Originally done in New York in 1933 with Coward, Alfred Lunt, and Lynn Fontanne in the leading roles, ``Design for Living'' has gotten a reputation over the years of being frivolous and a bit provocative. It does champion its pleasure-seeking leads, a threesome who embrace heterosexuality, homosexuality, and all points in-between. Yet the play is quite serious, especially when its characters are at their most foolish, a quality Mantello exploits.
Otto is a painter, who, as the play opens, is on the cusp of becoming a success. He loves Gilda, a would-be decorator for rich folk. She loves him, too, but also is enamored of Leo, a budding playwright.

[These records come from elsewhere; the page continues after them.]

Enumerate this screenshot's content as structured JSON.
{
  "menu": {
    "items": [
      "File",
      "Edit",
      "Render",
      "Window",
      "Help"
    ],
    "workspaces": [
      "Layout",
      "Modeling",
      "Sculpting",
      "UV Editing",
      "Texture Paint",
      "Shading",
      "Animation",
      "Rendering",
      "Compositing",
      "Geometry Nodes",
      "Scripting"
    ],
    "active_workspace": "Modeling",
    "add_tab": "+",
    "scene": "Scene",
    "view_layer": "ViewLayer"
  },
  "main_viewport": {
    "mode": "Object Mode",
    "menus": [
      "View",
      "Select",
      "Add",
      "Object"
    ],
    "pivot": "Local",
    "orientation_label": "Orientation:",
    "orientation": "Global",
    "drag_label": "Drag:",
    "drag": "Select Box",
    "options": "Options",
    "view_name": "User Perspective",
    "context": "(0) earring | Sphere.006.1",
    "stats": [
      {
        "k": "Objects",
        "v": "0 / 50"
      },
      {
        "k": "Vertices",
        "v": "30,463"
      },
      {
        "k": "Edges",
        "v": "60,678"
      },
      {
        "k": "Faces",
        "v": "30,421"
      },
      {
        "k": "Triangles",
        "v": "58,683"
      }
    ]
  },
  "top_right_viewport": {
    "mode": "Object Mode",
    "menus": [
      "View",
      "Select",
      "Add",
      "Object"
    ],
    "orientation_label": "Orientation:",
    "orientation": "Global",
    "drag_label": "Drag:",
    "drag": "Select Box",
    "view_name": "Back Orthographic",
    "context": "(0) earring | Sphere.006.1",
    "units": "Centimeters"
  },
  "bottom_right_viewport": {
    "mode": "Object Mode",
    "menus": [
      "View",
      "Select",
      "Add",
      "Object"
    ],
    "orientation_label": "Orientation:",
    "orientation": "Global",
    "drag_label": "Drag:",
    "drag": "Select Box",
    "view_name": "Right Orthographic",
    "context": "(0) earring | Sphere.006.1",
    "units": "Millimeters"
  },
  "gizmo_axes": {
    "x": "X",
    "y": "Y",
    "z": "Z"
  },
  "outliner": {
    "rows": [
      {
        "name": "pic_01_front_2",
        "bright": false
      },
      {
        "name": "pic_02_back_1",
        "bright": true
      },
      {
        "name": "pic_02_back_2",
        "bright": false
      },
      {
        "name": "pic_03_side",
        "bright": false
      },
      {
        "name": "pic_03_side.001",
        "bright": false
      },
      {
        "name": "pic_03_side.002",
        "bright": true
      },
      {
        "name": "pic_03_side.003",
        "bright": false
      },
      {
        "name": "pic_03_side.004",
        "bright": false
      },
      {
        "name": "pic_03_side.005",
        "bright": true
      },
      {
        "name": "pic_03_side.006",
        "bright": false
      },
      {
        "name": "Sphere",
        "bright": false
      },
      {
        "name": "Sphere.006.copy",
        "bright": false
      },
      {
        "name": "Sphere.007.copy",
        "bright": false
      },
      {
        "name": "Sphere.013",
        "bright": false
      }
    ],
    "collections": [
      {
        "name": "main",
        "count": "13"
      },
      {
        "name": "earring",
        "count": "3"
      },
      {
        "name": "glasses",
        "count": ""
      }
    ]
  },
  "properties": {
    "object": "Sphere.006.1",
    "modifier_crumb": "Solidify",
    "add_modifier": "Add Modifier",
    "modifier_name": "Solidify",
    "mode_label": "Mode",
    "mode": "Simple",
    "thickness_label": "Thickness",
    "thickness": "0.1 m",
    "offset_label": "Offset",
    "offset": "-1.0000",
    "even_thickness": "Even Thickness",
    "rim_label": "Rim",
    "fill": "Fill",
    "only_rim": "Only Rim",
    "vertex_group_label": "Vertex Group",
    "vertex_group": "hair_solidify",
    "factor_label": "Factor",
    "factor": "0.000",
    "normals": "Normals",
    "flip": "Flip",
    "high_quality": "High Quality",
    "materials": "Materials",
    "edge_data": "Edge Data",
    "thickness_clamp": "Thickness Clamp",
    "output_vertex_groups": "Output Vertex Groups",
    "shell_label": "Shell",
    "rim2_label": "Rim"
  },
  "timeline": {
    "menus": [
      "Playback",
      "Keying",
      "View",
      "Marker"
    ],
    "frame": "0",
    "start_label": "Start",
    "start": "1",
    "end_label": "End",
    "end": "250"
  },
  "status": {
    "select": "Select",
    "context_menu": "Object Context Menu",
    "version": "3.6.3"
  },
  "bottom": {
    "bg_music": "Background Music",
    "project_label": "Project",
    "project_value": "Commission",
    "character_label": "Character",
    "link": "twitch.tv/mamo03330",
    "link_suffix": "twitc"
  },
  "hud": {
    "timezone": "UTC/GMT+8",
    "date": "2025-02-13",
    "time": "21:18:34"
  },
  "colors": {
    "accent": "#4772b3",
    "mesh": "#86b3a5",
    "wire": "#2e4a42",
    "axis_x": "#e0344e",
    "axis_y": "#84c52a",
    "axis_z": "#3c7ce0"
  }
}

Leo and Otto were together before Gilda entered the picture, and they still have feelings for each other.
By the end of the first act, Otto has had a fierce row with the other two and stormed off. Act 2 begins with Leo reveling in prosperity. He's the author of a hit play running in London's West End and living with Gilda. Leo returns and, after an evening of heavy drinking, resumes his friendship with Otto.
By the final act, Gilda, who couldn't deal with her pals' success, has fled to New York and hooked up with Ernest, a stuffy, yet wealthy art dealer. Ernest represents everything that's sober-sided and proper about the world. Of course, he must get his comeuppance at the end of play. It's an uncomfortable moment of callousness by our three hedonists, who, to their credit, at least realize they are doing something distasteful.
Mantello has orchestrated the couplings and uncouplings with ease. He has been helped by three showy actors - Alan Cumming, Jennifer Ehle, and Dominic West - who know how to handle the pleasure and the pain.
Cumming's Otto, dyed blond hair done up in a vaguely punk style, suggests a cross between an imp and a satyr with a bit of a downtown club kid thrown in for good measure. Cumming, often wearing a slyly naughty smile, negotiates Otto's tantrums and philosophical insights with remarkable fluidity. ``Life is for living, first and foremost,'' Otto proudly states, and he does his best to live up to that credo.
Leo, modeled after Coward himself, is nicely spoofed by the playwright, who has great fun in one scene sending up critics of his work. West oozes debonair charm, and his chiseled features and brawny build contrast nicely with Cumming's slender frame.
Ehle, a Tony winner for her role in the revival of ``The Real Thing'' has the most difficult role. Gilda is the play's catalyst, precipitating the breakups and the reunions. The character is the uncertain soul of the play, and Ehle portrays that indecisiveness with considerable skill. Gilda's anguish is very real, something the actress doesn't downplay.
The supporting cast is spotty, but John Cunningham gets audience sympathy - not an easy task - giving Ernest more to do than just moralize. Jenny Sterlin scores a lot of laughs as a dour, suspicious maid.
Designer Robert Brill's exemplary settings are larger than life. From Otto's cluttered Parisian art studio to Leo's garish London flat to Gilda's art deco New York apartment, they are as outlandish and as over-the-top as their inhabitants.
The title, ``Design for Living,'' suggests a studious handbook for getting through life. However, Coward's play is anything but. It is a funny, yet cautionary tale about living the high life. He seems to be saying that the frivolity is worth it, even if occasionally you have to fall back to Earth. And, as Mantello's production points out so theatrically, just be aware of the consequences.